ABOUT THIS TASK: Scan the data below for lines holding the word "DVDRAM", and copy each line found.

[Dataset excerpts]
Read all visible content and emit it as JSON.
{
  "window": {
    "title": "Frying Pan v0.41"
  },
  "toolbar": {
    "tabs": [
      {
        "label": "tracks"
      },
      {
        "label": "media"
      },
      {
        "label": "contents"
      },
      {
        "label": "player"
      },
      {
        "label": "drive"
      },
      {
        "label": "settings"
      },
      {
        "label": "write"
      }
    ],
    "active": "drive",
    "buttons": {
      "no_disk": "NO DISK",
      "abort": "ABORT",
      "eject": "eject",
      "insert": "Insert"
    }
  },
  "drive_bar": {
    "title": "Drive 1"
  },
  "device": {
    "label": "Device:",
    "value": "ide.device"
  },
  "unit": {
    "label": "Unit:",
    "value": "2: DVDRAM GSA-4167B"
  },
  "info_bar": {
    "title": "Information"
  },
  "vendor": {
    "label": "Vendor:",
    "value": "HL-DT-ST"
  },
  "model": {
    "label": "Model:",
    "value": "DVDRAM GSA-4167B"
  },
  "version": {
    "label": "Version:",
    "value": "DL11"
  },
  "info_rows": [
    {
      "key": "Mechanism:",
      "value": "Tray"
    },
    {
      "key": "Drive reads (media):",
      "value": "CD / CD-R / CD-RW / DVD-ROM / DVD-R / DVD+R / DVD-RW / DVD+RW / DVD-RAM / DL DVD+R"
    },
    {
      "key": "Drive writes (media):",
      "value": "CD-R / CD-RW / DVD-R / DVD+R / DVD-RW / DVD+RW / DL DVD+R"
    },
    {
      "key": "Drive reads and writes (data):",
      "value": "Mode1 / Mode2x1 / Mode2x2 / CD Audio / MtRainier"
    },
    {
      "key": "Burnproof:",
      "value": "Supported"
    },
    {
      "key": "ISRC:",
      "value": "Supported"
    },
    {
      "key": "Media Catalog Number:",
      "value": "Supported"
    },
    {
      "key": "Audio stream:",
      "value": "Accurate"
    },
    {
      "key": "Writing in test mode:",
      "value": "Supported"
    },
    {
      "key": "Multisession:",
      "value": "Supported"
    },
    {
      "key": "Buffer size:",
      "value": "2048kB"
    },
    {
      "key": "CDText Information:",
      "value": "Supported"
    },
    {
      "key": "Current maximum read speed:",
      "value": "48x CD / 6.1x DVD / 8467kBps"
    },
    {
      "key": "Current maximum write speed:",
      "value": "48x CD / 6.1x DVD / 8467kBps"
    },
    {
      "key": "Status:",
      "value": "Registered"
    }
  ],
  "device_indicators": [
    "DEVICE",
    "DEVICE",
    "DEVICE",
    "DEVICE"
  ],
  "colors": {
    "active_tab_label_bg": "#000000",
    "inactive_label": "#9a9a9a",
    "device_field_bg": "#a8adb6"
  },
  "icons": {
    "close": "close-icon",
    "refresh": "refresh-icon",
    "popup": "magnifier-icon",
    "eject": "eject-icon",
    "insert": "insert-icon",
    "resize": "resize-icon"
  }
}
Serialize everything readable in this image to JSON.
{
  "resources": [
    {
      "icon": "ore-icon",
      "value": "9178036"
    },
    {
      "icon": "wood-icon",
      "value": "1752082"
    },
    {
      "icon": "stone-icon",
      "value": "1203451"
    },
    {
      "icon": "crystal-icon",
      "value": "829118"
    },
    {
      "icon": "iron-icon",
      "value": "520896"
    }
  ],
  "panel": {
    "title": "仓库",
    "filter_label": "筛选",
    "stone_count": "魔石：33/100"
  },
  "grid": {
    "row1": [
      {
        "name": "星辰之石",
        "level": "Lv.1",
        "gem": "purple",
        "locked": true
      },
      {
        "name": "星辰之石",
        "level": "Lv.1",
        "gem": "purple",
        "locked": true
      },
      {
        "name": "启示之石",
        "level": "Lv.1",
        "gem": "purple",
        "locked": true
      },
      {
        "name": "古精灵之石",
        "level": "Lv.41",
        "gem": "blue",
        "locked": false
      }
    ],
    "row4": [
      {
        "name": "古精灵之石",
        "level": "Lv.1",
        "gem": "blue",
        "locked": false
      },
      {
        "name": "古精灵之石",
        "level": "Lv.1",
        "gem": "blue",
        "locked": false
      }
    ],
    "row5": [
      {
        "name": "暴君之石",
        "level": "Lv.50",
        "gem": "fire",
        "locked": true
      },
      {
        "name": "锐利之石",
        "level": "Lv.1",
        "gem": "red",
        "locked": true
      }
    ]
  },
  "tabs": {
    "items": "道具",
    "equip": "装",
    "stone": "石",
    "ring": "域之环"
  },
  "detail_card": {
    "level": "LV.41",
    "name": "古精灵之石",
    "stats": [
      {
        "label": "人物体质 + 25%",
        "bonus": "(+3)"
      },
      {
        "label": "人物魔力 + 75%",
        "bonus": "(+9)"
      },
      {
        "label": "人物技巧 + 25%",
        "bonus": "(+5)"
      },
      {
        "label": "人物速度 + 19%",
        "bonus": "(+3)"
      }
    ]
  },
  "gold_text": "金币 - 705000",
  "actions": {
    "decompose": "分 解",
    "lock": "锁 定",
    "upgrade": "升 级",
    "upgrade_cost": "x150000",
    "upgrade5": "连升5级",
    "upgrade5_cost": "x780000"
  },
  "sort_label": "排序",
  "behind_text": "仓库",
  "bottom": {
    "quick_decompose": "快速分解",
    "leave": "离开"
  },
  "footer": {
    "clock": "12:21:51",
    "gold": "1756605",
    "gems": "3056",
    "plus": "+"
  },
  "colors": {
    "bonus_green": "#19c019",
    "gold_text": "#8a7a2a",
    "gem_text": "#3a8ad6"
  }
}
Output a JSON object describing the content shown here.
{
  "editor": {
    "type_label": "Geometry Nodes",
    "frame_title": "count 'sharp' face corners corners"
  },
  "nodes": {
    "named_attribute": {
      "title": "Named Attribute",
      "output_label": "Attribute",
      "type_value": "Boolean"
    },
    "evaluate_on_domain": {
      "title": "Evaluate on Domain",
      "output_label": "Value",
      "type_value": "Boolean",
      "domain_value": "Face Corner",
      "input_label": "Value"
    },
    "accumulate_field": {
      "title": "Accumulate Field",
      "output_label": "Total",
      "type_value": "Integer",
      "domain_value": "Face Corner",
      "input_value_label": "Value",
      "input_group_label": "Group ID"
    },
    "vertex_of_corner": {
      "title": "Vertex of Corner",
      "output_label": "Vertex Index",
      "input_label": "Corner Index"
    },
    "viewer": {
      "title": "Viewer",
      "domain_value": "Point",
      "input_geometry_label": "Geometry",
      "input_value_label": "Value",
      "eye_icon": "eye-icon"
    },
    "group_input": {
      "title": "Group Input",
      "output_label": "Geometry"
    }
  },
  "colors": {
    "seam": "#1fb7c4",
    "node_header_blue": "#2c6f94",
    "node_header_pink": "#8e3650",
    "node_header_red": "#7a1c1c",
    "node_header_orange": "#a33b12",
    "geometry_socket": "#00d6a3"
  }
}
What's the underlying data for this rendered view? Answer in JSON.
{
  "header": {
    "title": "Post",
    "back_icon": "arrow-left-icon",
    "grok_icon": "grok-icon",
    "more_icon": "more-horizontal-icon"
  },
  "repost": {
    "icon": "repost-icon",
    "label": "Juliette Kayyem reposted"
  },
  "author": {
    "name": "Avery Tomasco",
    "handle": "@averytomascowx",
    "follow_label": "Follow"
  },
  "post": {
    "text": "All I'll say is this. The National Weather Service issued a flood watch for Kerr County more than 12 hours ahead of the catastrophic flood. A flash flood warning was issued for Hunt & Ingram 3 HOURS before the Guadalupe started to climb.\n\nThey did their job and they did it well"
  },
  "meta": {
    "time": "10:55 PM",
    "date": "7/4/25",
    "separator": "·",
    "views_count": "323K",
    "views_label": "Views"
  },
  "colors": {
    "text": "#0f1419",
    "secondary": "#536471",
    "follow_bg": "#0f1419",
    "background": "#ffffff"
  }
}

YOUR SOLUTION:
    "value": "2: DVDRAM GSA-4167B"
    "value": "DVDRAM GSA-4167B"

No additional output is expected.